Standing in Another Man's Grave
by Ian Rankin
Edition: Hardcover
Price: 15.19

4.0 out of 5 stars Rebus is back, back, back...!, 26 Mar 2013
After feeling increasingly bored and unmoved by Malcolm Fox, I was very excited to learn Rankin was bringing Rebus back. Even putting to one side the number of books Rankin has had to develop the Rebus character, Fox just seemed to me a bit of a dullard in comparison. "The Impossible Dead", in particular, lacked the complexity or spark of just about any Rebus book.

With "Standing in Another Man's Grave", I feel Rankin has really got his mojo back - and this is very enjoyable inclusion to the series. As with previous stories, there is a complexity to the case, with plenty of possible suspects, to keep you on your toes. Rebus also battles the usual array of superior officers who doubt his instincts and petty criminals that want him to come to harm.

One thing that surprised me was, from reading reviews, I did expect Fox to have much more of a central role in this story, if anything I thought it would be a move even two-hander, but in truth he only trundles in for a couple of scenes. I can't help but wonder if this is it for the character, leaving the way for Rebus to make a full, and very welcome return.


Sightseers [DVD] [2012]
Sightseers [DVD] [2012]
Dvd ~ Alice Lowe
Price: 5.50

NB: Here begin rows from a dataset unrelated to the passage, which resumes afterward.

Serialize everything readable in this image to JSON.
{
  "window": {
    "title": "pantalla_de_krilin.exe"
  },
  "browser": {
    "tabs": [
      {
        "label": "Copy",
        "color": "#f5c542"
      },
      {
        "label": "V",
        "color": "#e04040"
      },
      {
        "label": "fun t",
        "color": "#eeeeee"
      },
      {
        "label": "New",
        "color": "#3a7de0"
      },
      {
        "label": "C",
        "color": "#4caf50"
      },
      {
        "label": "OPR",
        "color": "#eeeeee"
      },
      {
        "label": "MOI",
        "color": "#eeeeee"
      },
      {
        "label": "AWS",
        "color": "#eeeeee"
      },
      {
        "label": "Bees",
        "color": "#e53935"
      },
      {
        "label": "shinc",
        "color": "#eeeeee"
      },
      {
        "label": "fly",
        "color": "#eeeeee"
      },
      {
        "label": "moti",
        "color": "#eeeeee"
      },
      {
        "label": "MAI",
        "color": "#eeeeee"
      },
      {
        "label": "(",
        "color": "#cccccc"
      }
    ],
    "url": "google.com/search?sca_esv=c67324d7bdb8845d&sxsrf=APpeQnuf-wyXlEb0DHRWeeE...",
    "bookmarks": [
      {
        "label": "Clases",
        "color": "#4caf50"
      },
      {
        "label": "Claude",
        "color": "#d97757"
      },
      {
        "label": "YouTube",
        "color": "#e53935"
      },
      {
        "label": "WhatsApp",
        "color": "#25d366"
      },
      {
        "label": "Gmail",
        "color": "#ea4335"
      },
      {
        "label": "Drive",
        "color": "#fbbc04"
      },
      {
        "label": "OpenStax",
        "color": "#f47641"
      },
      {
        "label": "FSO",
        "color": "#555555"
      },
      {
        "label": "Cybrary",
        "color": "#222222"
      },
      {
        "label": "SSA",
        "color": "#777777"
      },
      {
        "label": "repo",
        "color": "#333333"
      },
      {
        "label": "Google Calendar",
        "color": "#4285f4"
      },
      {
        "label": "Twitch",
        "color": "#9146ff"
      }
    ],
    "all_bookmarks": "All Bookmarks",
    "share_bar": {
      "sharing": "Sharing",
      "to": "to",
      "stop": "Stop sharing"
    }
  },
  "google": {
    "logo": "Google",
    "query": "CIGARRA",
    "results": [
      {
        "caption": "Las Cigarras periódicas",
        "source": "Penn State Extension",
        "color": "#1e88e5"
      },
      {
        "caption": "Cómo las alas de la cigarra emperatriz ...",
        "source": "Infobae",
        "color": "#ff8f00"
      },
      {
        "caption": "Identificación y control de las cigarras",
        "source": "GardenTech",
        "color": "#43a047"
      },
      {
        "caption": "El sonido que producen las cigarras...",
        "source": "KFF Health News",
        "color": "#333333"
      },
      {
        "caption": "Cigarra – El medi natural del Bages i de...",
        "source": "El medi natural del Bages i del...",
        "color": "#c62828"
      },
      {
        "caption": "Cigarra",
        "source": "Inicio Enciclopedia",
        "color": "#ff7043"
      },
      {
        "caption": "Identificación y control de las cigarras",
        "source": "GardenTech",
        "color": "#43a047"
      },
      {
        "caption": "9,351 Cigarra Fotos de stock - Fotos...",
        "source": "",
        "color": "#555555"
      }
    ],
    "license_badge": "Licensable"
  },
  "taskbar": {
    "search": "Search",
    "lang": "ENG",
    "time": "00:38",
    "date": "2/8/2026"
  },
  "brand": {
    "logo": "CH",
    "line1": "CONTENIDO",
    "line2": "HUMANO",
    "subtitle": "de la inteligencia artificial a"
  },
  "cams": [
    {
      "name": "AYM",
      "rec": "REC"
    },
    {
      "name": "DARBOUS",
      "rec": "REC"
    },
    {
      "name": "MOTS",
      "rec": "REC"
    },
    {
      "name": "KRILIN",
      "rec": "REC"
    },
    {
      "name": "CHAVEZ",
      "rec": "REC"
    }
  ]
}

1 of 4 people found the following review helpful
4.0 out of 5 stars Should make anyone think twice about dropping litter..., 14 Mar 2013
This review is from: Sightseers [DVD] [2012] (DVD)
Customer review from the Amazon Vine Programme (What's this?)
How dark and twisted do you like your comedy? If, like me, your prefer your humour to be rather off-beat, then Ben Wheatley's follow-up to his disturbing 'Kill List' is recommended.

This very macarbe little film is written by, and staring, the wonderful Alice Lowe and Steve Oram - who play a seemingly soppy couple whose first holiday together takes a sinister turn, as the body count around them of fellow British holiday-makers rises.

This is a pretty warped comedy with a distinctive, and often quite graphic, nasty streak - so the laughs will not be to everyone's tastes. But, if you do like this style of odd comedy then there is a lot to enjoy here.

The special features include a well constructed and insightful documentary that takes you behind the scenes, and explores the making of the film in quite some detail, and has plenty of interviews with cast and crew.


Creative EP-630 Noise Isolating Earphones - Black
Creative EP-630 Noise Isolating Earphones - Black
Price: 10.99

0 of 1 people found the following review helpful
2.0 out of 5 stars Offers no bass whatsoever..., 2 Dec 2012
Verified Purchase(What is this?)
Having bought a fair number of headphones in the 10-15 price range over the years, these Creative ones are the tinniest I've had the misfortune to buy. That the product description says they "deliver deep bass" is laughable, as it is just nonexistent. I have previously bought Sony headphones at around the same price, and I wish I'd stuck with them rather than giving these a whirl. Tinny to the extreme!

Update - since I first posted this review in December 2012, in early February 2013 I lost sound through the right speaker...so I've put them in the bin. I don't think the 2-3 months use I got was worth the money!


Page: 1 | 2 | 3 | 4 | 5 | 6 | 7 | 8 | 9 | 10